### Section 1.1: Setting Up the Analysis

To accurately analyze the video, I will utilize my preferred video analysis software, Tracker Video Analysis. The first step involves scaling the footage based on the F-22's length, which is 18.9 meters. Next, I'll identify points on the mountain range to establish a stable reference for calibration (for a deeper understanding, you can refer to my previous tutorial).

Once the camera motion is accounted for, I can produce these remarkable "frame-corrected" views.

## Chapter 2: Physics of the Power Loop

To delve into the physics behind the Raptor’s maneuvers, I will pinpoint the front and rear locations of the aircraft for measuring both its position and orientation. Calculating this is more efficient using Python. Below is a plot illustrating the trajectory of the aircraft, demonstrating both the front and back positions.

However, merely tracking these points does not clearly indicate the aircraft's orientation. Therefore, I will calculate the angle of orientation using a diagram to illustrate the vector from the rear to the front of the F-22.

To clarify, I will derive the vector components from the rear to the front, enabling me to determine the orientation angle.

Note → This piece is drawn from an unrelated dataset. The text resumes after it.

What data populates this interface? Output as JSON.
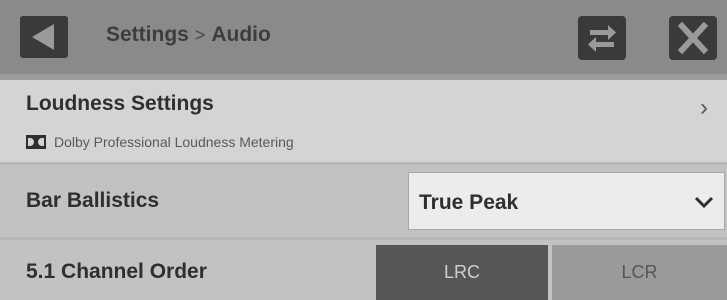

For verification, I will plot the angle (in degrees) over time, along with the corresponding code.

Note that there is a specific calculation adjustment needed for vectors in the third quadrant where both components are negative. Nevertheless, the results appear satisfactory.

### Section 2.1: Understanding Angle of Attack

Next, I will analyze the angle of attack, which is the angle between the velocity vector and the aircraft's orientation vector. With the orientation vector established, I need to derive the velocity vector.

To accomplish this, I will locate the center of mass of the F-22, which can be approximated by averaging the front and rear positions.

To determine the velocity vector, I will analyze three specific points (labeled 1, 2, and 3). The velocity at point 2 will be calculated as the change in position from point 1 to point 3 divided by the time interval.

By utilizing three data points, I aim to smooth the velocity calculations. Below is a plot representing the velocity of the F-22's center, along with the Python code used for analysis.

After reevaluating my approach, I decided to broaden the range of points used for calculating average velocity to minimize jagged fluctuations. Some issues with frame rate, including repeated frames, may affect the accuracy, but the results should still be reliable.

Finally, with both the velocity and orientation vectors established, I will find the angle between these vectors by employing the classic dot product definition.

It’s important to note that while I initially used symbols interchangeably for orientation and angle of attack, I trust that this won't lead to confusion.

In conclusion, here is the angle of attack plotted over time, along with the relevant code for your reference.

While the Raptor's motion wasn’t entirely perpendicular to the camera, as indicated by the changing apparent size of the aircraft, the video remains a rich source for analysis and insight.